I was so overwhelmed by the paper trail that had been building up over the past couple of weeks. The Centre for International Cooperation requested an official invitation letter from the university that would be hosting me. I hadn’t received it yet, despite many calls and e-mails sent out into the Italian administrative void. Sat next to my mother, I began to cry over the uncertainty of it all. I was putting so much energy into preparing for something that might never happen because of one stupid piece of paper. I was exhausted and I had lost hope.
Mum said it was okay to give up if I felt like it. She promised nobody would mind. The problem was, I would have minded. I had become intent on leaving, living abroad for a brief window of time, learning the language and working closely with the Centre for European Modernism Studies in Perugia.
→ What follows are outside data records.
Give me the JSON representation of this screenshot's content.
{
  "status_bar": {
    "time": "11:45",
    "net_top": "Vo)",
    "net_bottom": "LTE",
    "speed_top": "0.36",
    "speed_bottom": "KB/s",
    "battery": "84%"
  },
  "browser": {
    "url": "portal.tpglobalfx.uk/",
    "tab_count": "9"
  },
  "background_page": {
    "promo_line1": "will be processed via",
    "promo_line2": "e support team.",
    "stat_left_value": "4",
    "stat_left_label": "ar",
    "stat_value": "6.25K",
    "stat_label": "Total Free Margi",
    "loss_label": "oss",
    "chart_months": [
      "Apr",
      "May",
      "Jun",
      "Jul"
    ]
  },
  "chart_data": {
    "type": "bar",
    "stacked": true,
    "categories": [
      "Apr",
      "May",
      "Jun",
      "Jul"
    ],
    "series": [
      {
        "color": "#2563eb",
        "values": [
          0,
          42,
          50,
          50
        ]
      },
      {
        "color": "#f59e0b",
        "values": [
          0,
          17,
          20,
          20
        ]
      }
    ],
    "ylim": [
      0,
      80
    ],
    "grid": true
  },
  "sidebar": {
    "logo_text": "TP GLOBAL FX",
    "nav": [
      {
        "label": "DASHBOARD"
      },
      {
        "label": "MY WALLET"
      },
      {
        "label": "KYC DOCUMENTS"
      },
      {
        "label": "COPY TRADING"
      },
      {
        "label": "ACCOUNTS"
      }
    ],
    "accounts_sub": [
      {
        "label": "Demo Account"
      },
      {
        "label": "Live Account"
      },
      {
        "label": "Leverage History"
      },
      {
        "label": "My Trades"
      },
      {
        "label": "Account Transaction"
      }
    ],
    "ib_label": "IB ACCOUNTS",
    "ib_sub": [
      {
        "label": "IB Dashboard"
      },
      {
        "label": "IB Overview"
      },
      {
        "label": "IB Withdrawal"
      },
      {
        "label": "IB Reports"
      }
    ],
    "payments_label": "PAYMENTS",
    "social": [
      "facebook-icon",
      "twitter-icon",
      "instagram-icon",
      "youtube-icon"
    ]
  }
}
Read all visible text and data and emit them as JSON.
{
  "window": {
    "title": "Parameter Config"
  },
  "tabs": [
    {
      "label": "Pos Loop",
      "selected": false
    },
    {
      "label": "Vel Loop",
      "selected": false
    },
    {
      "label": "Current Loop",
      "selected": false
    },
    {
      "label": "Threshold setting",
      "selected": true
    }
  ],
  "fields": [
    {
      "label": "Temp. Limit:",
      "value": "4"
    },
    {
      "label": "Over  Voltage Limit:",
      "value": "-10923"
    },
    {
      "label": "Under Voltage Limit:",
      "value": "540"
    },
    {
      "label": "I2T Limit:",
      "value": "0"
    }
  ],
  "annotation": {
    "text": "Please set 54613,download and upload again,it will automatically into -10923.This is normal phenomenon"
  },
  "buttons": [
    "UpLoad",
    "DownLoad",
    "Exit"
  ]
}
All of these prospects were so attractive that the location was entirely secondary to me. I could not even imagine how beautiful Italy was as I rubbed my red eyes.
Three years ago, several towns in Umbria had crumbled in the aftermath of a series of earthquakes. It seemed that the universe was sending me a sign, and the sign said STOP. Time had gone by in a flash, it was now Christmas Eve and no formal letter of invitation had arrived. Everything seemed pointless. My departure, which had been scheduled for January, was no longer certain. I went to bed feeling defeated, but I woke up believing in Santa Claus. The missing document was in my inbox on Christmas Day. Part of going on a journey like Erasmus is trusting that things will sort themselves out eventually, especially if they’re administrative issues.
I like to think that all my fears made my arrival in the town which I would call home for the following 7 months all the more extraordinary. Sure, I had googled it, but I had no idea what kind of life it would give me. I didn’t even know what my new apartment would look like as my uncle, who spoke Italian, was the one who had made the arrangements with the landlord. The town stole my heart in the blink of an eye and I was so earnestly in love with every set of scale, muri and acquedotti that every time I took a walk I got butterflies in my stomach. I had never been anywhere so unashamedly beautiful. Jasmine bloomed in every courtyard, jazz roared as summer rolled in. I chose my favourite café, pizzeria and spot in the library and maintained them religiously.
The first person I spoke Italian to was Chiara Sola, during the oral component of our Italian language placement test. She squeezed me in with the advanced learners, although I only knew how to use the present tense and how to say I was hungry. Every class with her was full of laughs, and while she caught on pretty fast that I was obnoxiously shy, she pushed me until I became as fluent as I could have possibly gotten.
The rest of my professors were no less memorable. I’ll never forget how I walked into Sandro Gentili’s Literary Criticism class speaking beginner’s Italian and he, with his infinite patience and poise, asked me to stay on and read Dante with everyone else. He loved having foreigners in his class and he explained everything so clearly that even a Martian could have understood what he was getting at. Carla Vergaro taught us linguistics, and her final exam was tough. I thought it was my last chance to tell her how enlightened I felt by her class, so I wrote her a little note at the end of my paper, turned it in and ran off to Passignano sul Trasimeno for the weekend. On Monday, she asked me to come to her office to discuss my final grade, but in reality, she had answered my note on the exam paper and wanted me to read her reply and stay for a chat.
My host university was nothing short of exemplary, it stimulated, motivated and inspired me. I never worried about my mother having to pay back the scholarship. I put in the work without thinking about it. I was truly in love with everything I had learned and I had access to so many amazing resources that I could never get my hands on at home.
I know that a lot of people like to pass Erasmus off as something akin to a vacation. I’m not sure that moving somewhere new is enough to change someone’s life. I’ve always found education to be pivotal. When people promote Erasmus+, they like to reminisce about their Friday nights and weekends. I’d like to go against the grain and show you that I had the time of my life studying. Thanks UniPG Lettere!